Following the recent senseless acts of racial injustice, I shared during a bias training session at my previous employer my personal experience as a minority and a Latin woman in leadership. I then challenged every leader in the session to set aside time to truly listen and spend time with their colleagues of color on the topic of racial inequality.
Matt Snow, Chief Executive Officer, DHG. Headquartered in Charlotte, NC, DHG is among the top 20 public accounting firms in the nation.
I’ve stayed very connected with a lot of other CEOs of similar firms across the country and we’ve all felt similarly – and the general feeling is, ‘Where’s the playbook on how to run a firm in a global pandemic?’ Unfortunately, there is not a playbook. As we began to navigate through these unchartered waters, I found it most helpful to remain true to the fundamentals of effective communication. We worked to provide timely, transparent, factual communications to our people. And, we worked to listen to our people by conducting frequent pulse surveys. The feedback provided by our people has definitely guided how we’ve operated. … Going through a global pandemic, paired with racial injustice, has highlighted for me the importance of personal communication, being transparent, and telling the truth.
Rich Stoddart, an accomplished Chief Executive Officer with extensive experience leading global organizations. Most recently, he led a comprehensive transformation of InnerWorkings, Inc. (INWK), before it was sold in October 2020 to its largest competitor, backed by Blackstone.
I come back to this idea that as a leader, you don’t need to have all the answers. You can make good, smart decisions without all the answers. … We ended up doing a panel on racism with some external resources we had tapped into during Black History Month. We had quite a “raw” discussion, including my own admission that several generations back, my family in Arkansas had owned slaves. I had never said that before in a public setting, and it felt cathartic. … I’ve learned and now have a much greater appreciation for the value of talking and listening as an important first step when you are not sure what might be the best route to take.
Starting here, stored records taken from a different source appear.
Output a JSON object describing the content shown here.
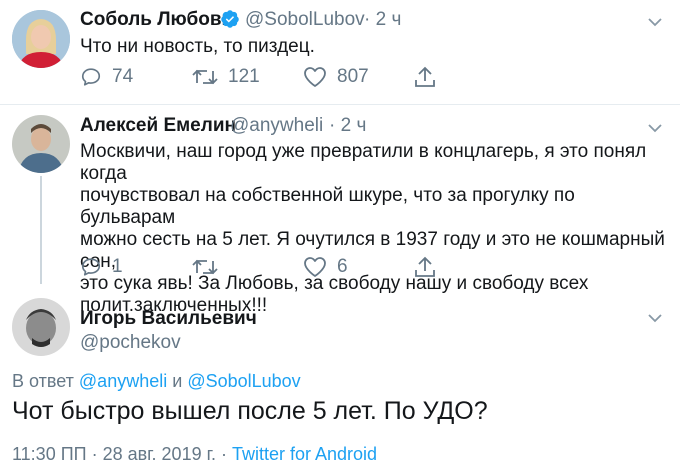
{
  "tweet1": {
    "name": "Соболь Любовь",
    "handle": "@SobolLubov",
    "time": "· 2 ч",
    "text": "Что ни новость, то пиздец.",
    "reply_count": "74",
    "retweet_count": "121",
    "like_count": "807"
  },
  "tweet2": {
    "name": "Алексей Емелин",
    "handle": "@anywheli",
    "time": "· 2 ч",
    "text_lines": [
      "Москвичи, наш город уже превратили в концлагерь, я это понял когда",
      "почувствовал на собственной шкуре, что за прогулку по бульварам",
      "можно сесть на 5 лет. Я очутился в 1937 году и это не кошмарный сон,",
      "это сука явь! За Любовь, за свободу нашу и свободу всех",
      "полит.заключенных!!!"
    ],
    "reply_count": "1",
    "like_count": "6"
  },
  "tweet3": {
    "name": "Игорь Васильевич",
    "handle": "@pochekov",
    "reply_prefix": "В ответ",
    "reply_to_1": "@anywheli",
    "reply_and": "и",
    "reply_to_2": "@SobolLubov",
    "text": "Чот быстро вышел после 5 лет. По УДО?",
    "timestamp": "11:30 ПП · 28 авг. 2019 г. ·",
    "source": "Twitter for Android"
  },
  "colors": {
    "primary_text": "#14171a",
    "secondary_text": "#657786",
    "link": "#1da1f2",
    "verified": "#1da1f2",
    "divider": "#e6ecf0"
  },
  "icons": [
    "reply-icon",
    "retweet-icon",
    "like-icon",
    "share-icon",
    "chevron-down-icon",
    "verified-badge-icon"
  ]
}
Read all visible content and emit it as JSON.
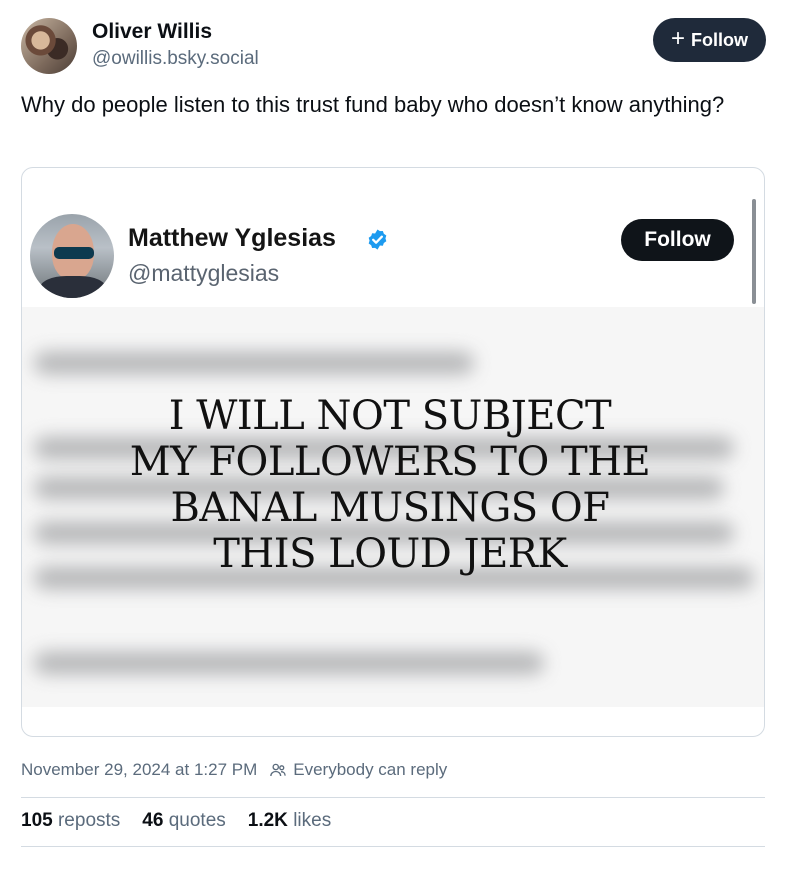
{
  "post": {
    "author": {
      "display_name": "Oliver Willis",
      "handle": "@owillis.bsky.social"
    },
    "follow_label": "Follow",
    "text": "Why do people listen to this trust fund baby who doesn’t know anything?"
  },
  "embed": {
    "author": {
      "display_name": "Matthew Yglesias",
      "handle": "@mattyglesias"
    },
    "follow_label": "Follow",
    "overlay_lines": [
      "I WILL NOT SUBJECT",
      "MY FOLLOWERS TO THE",
      "BANAL MUSINGS OF",
      "THIS LOUD JERK"
    ]
  },
  "meta": {
    "timestamp": "November 29, 2024 at 1:27 PM",
    "reply_setting": "Everybody can reply"
  },
  "stats": {
    "reposts_count": "105",
    "reposts_label": "reposts",
    "quotes_count": "46",
    "quotes_label": "quotes",
    "likes_count": "1.2K",
    "likes_label": "likes"
  },
  "colors": {
    "follow_button_bg": "#1f2a3a",
    "verified_badge": "#1d9bf0",
    "muted_text": "#5b6b7c"
  }
}
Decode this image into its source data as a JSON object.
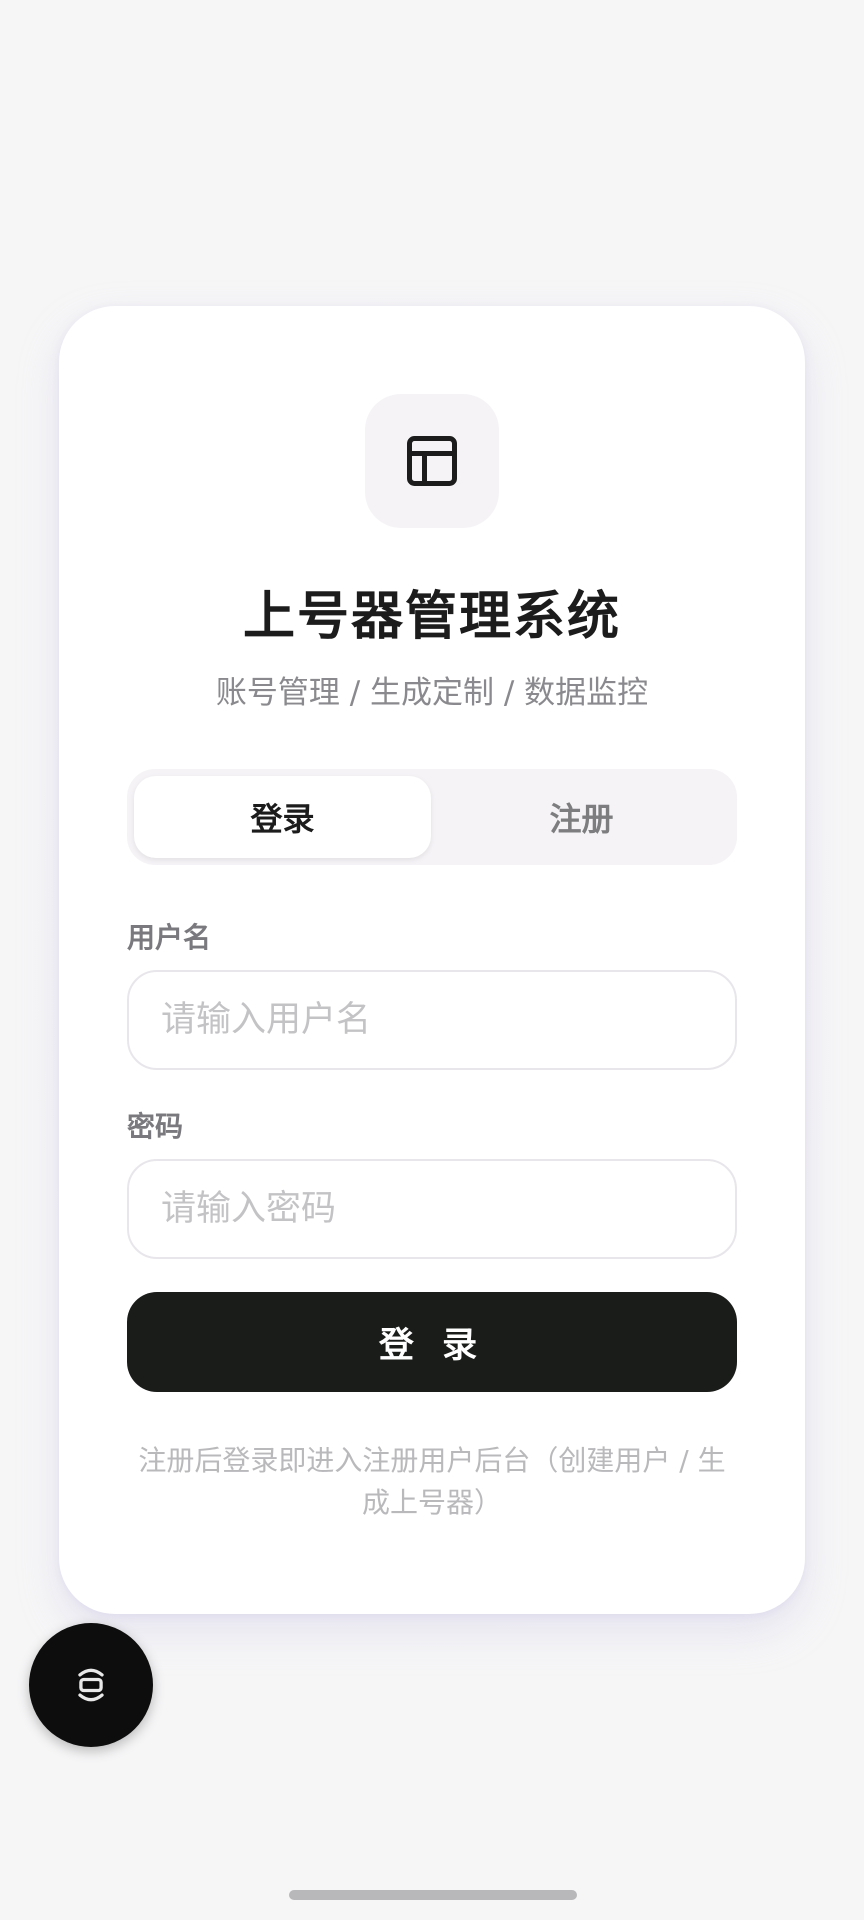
{
  "app": {
    "title": "上号器管理系统",
    "subtitle": "账号管理 / 生成定制 / 数据监控",
    "logo_icon": "layout-panel-icon"
  },
  "tabs": [
    {
      "label": "登录",
      "active": true
    },
    {
      "label": "注册",
      "active": false
    }
  ],
  "form": {
    "username": {
      "label": "用户名",
      "placeholder": "请输入用户名",
      "value": ""
    },
    "password": {
      "label": "密码",
      "placeholder": "请输入密码",
      "value": ""
    },
    "submit_label": "登 录"
  },
  "hint": "注册后登录即进入注册用户后台（创建用户 / 生成上号器）",
  "floating_button": {
    "icon": "scan-toggle-icon"
  },
  "colors": {
    "background": "#f6f6f7",
    "card": "#ffffff",
    "primary_button": "#1a1c1a",
    "title_text": "#1b1c1b",
    "muted_text": "#8a8a8e"
  }
}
Victor Swint, President and Chief Executive Officer of Tecomet, a medical device manufacturer of orthopedic implants, instruments and sterilization cases.
A big learning is an understanding of the power and importance of communication. With all that’s going on with the pandemic and this awful racial divide that we’re dealing with, it has been clear that people needed a better linkage to our team. They needed to understand daily what we were doing and our perspective. Through better communication, I think we’ve helped our employees see that we are genuinely concerned about their well-being and we’re doing everything we can to keep everybody safe.
Alisa McGowan, Executive Vice President and Chief Human Resources Officer, Tecomet
As a black woman in corporate America, I’ve had a bit of a double persona for many years – one person in the office and another at home. I wanted to be recognized as a professional, not as a black woman, and so there were many parts of my life and story that I just tucked away, never to be shared inside a business meeting of any kind. … What I’ve learned over time is that the most important part of leading people is connecting with them in an authentic way, not just through small talk. For me, that kind of connection is built through understanding someone else’s journey and someone else’s story.
As you can see from just a few highlights of these interviews, Heart First is not your typical business book. It comes at a critical time for all leaders looking for new ways to lead and inspire their teams during times of uncertainty and change. You can learn more about Heart First and order your copy of the book here.
In the coming weeks, I look forward to sharing more about the book.
How have these stories inspired you to lead with heart, and show your human side?
Now more than ever, leaders play a pivotal role in connecting, calming, and inspiring their teams. A big part of that is leading with Heart First – click below to learn more about Heart First and order yours today: